I've been learning Go recently (the programming language, not the game) and ran into a small, annoying problem that I could fix nicely with some code. Perfect opportunity to build a golang binary and try out the language for a simple use case.
My problem was that on a particular network I often use NTP traffic is
completely blocked, and the particular machine I'm using has a horrible internal
clock. Each week this machine drifts by 90 seconds. It's a stationary machine,
always attached to the ntp-blocking network. While this isn't a huge deal, I
sometimes work with time-sensitive code relating to time-based security
tokens, and 90 seconds (let alone 30)
completely throws this off. I needed a way to set my system clock regularly,
without watching the time on my phone and hitting Enter at the
perfect time to send the
date -s command.
I've built a small utility (Linux and Windows support for now) that uses the
and either the
date command on Linux or the w32 API on Windows to set the
time. The program runs in about 0.3 seconds, which is good enough for my use
case, I need time accurately set within a couple seconds. Basically how it works
is that it grabs Google's homepage by default (you can use a flag to set your
own URL) and uses the date header to set the system clock. Obviously you'll need
administrator permissions for this all to work correctly. I've designed the
program to not pollute system mail with useless messages if you run it in cron.

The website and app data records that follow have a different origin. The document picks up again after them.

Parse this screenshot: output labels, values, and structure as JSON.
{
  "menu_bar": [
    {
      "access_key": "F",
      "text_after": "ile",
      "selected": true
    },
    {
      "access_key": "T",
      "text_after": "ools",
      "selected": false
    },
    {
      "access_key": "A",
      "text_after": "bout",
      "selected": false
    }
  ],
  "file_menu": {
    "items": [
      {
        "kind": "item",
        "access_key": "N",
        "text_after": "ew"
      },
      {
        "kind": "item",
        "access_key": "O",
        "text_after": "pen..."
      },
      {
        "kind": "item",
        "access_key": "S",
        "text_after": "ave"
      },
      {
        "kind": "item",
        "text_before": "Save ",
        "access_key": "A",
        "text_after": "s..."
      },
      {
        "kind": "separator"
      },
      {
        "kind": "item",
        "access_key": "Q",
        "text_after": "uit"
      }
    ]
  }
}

You can grab the binaries here:
As with any of my projects, if you'd like to make this better or find a bug, head over to the GitLab page and send a merge request or put in an issue.

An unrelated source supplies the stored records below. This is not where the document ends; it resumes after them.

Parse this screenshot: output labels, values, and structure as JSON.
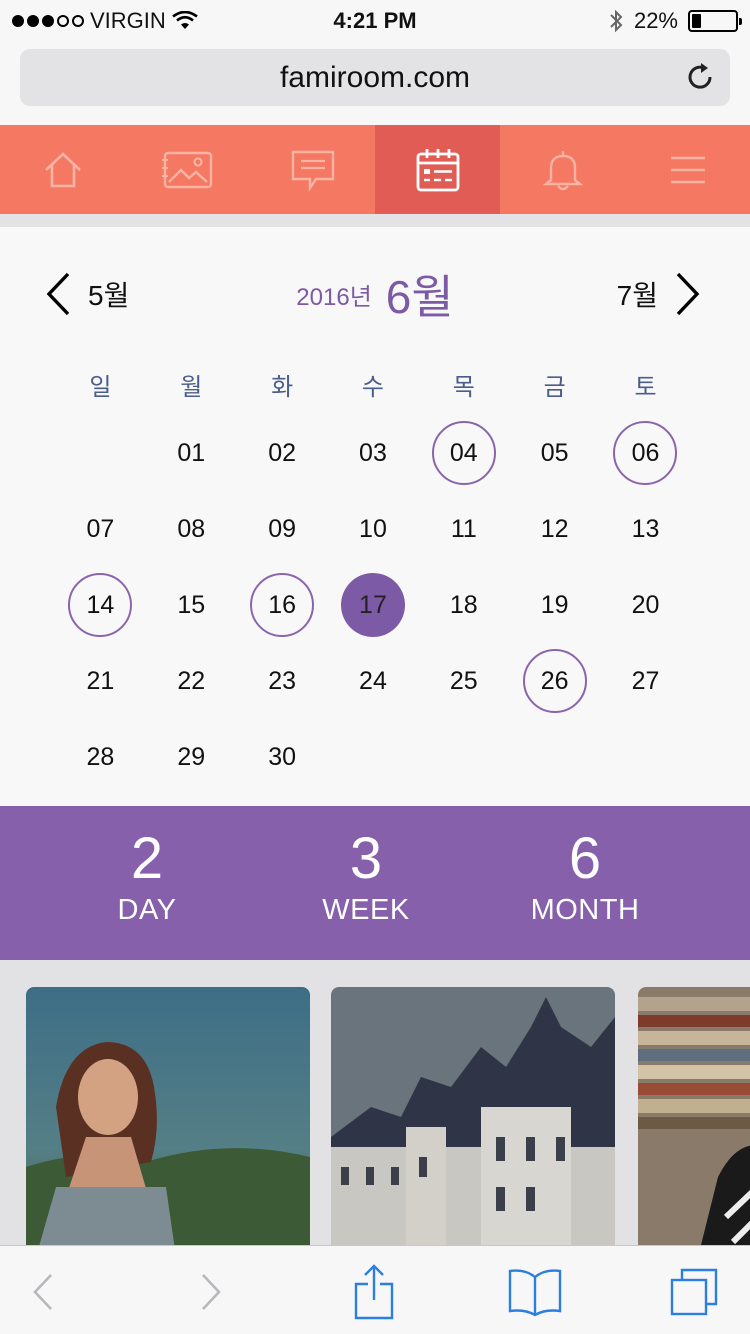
{
  "status": {
    "carrier": "VIRGIN",
    "signal_filled": 3,
    "signal_total": 5,
    "time": "4:21 PM",
    "battery": "22%",
    "battery_level": 0.22
  },
  "browser": {
    "url": "famiroom.com"
  },
  "nav": {
    "items": [
      {
        "icon": "home-icon"
      },
      {
        "icon": "photo-album-icon"
      },
      {
        "icon": "chat-icon"
      },
      {
        "icon": "calendar-icon",
        "active": true
      },
      {
        "icon": "bell-icon"
      },
      {
        "icon": "menu-icon"
      }
    ],
    "colors": {
      "bar": "#f47862",
      "active": "#e05c54"
    }
  },
  "calendar": {
    "prev_month": "5월",
    "next_month": "7월",
    "year": "2016년",
    "month": "6월",
    "weekdays": [
      "일",
      "월",
      "화",
      "수",
      "목",
      "금",
      "토"
    ],
    "first_weekday_index": 1,
    "days": [
      "01",
      "02",
      "03",
      "04",
      "05",
      "06",
      "07",
      "08",
      "09",
      "10",
      "11",
      "12",
      "13",
      "14",
      "15",
      "16",
      "17",
      "18",
      "19",
      "20",
      "21",
      "22",
      "23",
      "24",
      "25",
      "26",
      "27",
      "28",
      "29",
      "30"
    ],
    "marked": [
      "04",
      "06",
      "14",
      "16",
      "26"
    ],
    "today": "17",
    "accent": "#8660aa"
  },
  "stats": [
    {
      "value": "2",
      "label": "DAY"
    },
    {
      "value": "3",
      "label": "WEEK"
    },
    {
      "value": "6",
      "label": "MONTH"
    }
  ],
  "toolbar": {
    "items": [
      {
        "icon": "back-icon",
        "enabled": false
      },
      {
        "icon": "forward-icon",
        "enabled": false
      },
      {
        "icon": "share-icon",
        "enabled": true
      },
      {
        "icon": "bookmarks-icon",
        "enabled": true
      },
      {
        "icon": "tabs-icon",
        "enabled": true
      }
    ]
  }
}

Apparently this has been done before with
htpdate and the HTTP Time
Protocol. I won't remove the project, but if
you're looking for something a bit more polished and professional,
the better constructed tool for this purpose.